(PROBLEM TO SOLVE):
Scan the data, and whenever a line contains "title", copy it.

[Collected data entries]

......

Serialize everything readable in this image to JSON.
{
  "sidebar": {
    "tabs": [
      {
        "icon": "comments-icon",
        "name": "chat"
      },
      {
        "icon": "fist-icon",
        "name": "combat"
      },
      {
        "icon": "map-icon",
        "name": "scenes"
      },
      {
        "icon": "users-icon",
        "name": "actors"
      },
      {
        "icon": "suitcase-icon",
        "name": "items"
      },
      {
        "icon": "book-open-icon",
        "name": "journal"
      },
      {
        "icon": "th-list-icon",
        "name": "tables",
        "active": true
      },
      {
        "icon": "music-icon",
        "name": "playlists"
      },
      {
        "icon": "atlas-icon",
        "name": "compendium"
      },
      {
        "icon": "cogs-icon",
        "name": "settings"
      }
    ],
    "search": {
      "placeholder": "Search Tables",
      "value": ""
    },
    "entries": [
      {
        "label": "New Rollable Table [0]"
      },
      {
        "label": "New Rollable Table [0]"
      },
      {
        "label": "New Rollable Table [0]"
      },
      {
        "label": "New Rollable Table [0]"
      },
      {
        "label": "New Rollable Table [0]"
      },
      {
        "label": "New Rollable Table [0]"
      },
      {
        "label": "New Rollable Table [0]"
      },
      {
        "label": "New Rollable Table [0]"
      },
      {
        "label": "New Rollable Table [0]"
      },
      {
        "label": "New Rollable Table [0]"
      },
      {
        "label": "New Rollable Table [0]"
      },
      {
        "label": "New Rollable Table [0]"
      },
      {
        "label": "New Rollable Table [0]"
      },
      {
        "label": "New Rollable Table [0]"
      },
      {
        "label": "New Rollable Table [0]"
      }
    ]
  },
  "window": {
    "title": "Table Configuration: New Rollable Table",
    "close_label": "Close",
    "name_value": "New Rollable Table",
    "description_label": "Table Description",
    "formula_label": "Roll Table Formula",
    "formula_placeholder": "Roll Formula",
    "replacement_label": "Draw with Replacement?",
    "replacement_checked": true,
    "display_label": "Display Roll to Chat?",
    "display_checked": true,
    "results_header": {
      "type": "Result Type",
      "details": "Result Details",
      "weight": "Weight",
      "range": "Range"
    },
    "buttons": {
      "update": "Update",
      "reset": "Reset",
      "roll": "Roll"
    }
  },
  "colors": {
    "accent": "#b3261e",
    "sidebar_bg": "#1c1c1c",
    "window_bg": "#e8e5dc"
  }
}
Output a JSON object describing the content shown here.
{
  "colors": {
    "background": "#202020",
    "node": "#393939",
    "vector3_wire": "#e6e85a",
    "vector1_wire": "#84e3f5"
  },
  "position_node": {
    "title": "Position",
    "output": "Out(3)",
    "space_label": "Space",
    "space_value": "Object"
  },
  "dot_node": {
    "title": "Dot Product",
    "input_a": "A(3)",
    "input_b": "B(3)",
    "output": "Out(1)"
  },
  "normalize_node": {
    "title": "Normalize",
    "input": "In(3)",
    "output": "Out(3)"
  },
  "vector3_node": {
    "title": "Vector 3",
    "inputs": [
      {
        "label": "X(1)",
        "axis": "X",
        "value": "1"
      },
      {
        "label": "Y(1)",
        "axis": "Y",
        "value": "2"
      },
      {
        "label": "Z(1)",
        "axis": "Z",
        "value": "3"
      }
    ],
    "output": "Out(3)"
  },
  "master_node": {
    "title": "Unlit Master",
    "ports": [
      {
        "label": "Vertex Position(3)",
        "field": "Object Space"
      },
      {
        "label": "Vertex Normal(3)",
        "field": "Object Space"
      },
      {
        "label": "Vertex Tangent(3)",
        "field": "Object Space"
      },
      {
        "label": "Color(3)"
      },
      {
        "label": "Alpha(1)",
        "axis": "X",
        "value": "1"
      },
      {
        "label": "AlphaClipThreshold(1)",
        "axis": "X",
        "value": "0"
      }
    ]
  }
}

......

(SOLUTION FOR THIS EXERCISE):
    "title": "Table Configuration: New Rollable Table",
    "title": "Position",
    "title": "Dot Product",
    "title": "Normalize",
    "title": "Vector 3",
    "title": "Unlit Master",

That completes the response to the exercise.